Provided data Start Marker

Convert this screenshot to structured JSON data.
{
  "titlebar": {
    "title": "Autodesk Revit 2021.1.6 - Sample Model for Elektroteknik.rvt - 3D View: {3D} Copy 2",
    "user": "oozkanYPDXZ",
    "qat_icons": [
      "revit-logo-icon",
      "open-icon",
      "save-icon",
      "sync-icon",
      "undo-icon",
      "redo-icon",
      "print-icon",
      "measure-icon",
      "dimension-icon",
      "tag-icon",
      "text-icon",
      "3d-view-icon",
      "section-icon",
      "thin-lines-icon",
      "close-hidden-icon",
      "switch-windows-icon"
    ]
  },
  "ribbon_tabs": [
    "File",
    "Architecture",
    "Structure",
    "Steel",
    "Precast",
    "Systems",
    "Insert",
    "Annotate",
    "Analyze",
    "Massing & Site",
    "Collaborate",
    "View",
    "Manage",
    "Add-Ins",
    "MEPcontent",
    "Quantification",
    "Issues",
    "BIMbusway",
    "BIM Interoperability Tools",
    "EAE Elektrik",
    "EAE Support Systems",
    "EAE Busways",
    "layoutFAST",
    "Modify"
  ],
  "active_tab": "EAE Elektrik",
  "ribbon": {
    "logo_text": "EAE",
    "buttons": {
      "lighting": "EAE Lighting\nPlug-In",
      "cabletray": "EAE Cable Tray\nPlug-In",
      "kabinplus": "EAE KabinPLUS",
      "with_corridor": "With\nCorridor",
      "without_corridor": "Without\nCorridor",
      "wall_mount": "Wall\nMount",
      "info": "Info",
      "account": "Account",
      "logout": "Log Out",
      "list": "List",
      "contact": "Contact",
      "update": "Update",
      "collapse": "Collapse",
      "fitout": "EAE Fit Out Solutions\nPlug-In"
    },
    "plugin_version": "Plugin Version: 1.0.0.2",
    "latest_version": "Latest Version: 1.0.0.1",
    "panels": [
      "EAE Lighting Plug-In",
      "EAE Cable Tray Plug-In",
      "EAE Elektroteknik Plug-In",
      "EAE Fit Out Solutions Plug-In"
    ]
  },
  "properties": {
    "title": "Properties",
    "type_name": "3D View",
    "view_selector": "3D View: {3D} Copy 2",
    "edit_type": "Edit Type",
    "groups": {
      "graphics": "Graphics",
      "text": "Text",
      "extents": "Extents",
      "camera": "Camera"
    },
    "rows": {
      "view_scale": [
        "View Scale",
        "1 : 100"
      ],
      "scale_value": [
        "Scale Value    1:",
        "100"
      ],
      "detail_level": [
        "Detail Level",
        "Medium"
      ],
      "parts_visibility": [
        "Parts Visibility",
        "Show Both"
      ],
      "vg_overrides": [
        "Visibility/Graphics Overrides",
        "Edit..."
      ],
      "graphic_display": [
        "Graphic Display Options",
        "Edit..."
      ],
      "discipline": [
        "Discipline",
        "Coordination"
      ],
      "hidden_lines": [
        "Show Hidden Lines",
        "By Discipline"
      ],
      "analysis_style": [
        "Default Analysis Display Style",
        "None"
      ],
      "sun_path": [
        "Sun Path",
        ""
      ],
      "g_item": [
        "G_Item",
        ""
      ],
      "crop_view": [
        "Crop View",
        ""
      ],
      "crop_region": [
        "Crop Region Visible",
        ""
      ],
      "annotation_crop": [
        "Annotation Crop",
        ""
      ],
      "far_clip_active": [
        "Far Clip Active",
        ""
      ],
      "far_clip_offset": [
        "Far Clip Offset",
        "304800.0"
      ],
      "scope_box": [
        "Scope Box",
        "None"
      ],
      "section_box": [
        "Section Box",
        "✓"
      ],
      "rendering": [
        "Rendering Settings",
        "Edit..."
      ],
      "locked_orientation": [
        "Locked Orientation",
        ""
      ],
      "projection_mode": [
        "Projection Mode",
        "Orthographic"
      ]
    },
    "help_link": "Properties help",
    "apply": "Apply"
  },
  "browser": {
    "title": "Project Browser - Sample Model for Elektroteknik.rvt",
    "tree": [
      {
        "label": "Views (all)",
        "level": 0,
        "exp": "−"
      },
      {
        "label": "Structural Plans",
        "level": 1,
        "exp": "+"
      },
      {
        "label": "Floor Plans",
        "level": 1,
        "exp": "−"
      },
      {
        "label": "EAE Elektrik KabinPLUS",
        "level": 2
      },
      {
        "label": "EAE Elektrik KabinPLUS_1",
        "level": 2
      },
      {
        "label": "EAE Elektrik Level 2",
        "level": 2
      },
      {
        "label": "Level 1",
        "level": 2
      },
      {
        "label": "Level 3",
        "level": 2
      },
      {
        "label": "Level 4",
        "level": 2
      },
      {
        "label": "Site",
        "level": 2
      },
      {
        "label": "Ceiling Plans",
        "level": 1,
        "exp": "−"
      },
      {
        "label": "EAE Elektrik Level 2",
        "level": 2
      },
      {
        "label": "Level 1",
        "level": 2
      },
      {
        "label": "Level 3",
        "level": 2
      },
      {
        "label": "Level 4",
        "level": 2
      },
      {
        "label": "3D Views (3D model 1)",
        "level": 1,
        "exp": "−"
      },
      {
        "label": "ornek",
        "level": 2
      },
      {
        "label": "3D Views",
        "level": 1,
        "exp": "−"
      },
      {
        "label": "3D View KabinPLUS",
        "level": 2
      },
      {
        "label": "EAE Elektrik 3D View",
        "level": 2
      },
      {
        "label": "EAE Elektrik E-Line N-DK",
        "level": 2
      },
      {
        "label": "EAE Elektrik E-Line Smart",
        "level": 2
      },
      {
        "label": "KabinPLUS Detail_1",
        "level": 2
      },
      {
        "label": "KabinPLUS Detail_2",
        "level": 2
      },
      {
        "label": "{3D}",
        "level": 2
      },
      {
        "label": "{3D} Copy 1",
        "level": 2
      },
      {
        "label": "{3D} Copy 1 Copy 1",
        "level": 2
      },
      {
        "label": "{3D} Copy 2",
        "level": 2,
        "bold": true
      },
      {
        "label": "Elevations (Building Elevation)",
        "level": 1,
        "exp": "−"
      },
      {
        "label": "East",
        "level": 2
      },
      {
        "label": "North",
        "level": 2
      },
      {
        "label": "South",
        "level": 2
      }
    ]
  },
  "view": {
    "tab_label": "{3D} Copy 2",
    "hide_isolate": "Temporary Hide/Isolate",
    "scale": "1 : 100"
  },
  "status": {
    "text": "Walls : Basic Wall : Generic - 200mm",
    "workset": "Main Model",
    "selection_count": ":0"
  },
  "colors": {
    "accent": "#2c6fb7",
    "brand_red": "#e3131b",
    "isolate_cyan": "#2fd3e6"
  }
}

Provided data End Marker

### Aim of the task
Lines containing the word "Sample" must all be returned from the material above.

### Reply to the exercise
    "title": "Autodesk Revit 2021.1.6 - Sample Model for Elektroteknik.rvt - 3D View: {3D} Copy 2",
    "title": "Project Browser - Sample Model for Elektroteknik.rvt",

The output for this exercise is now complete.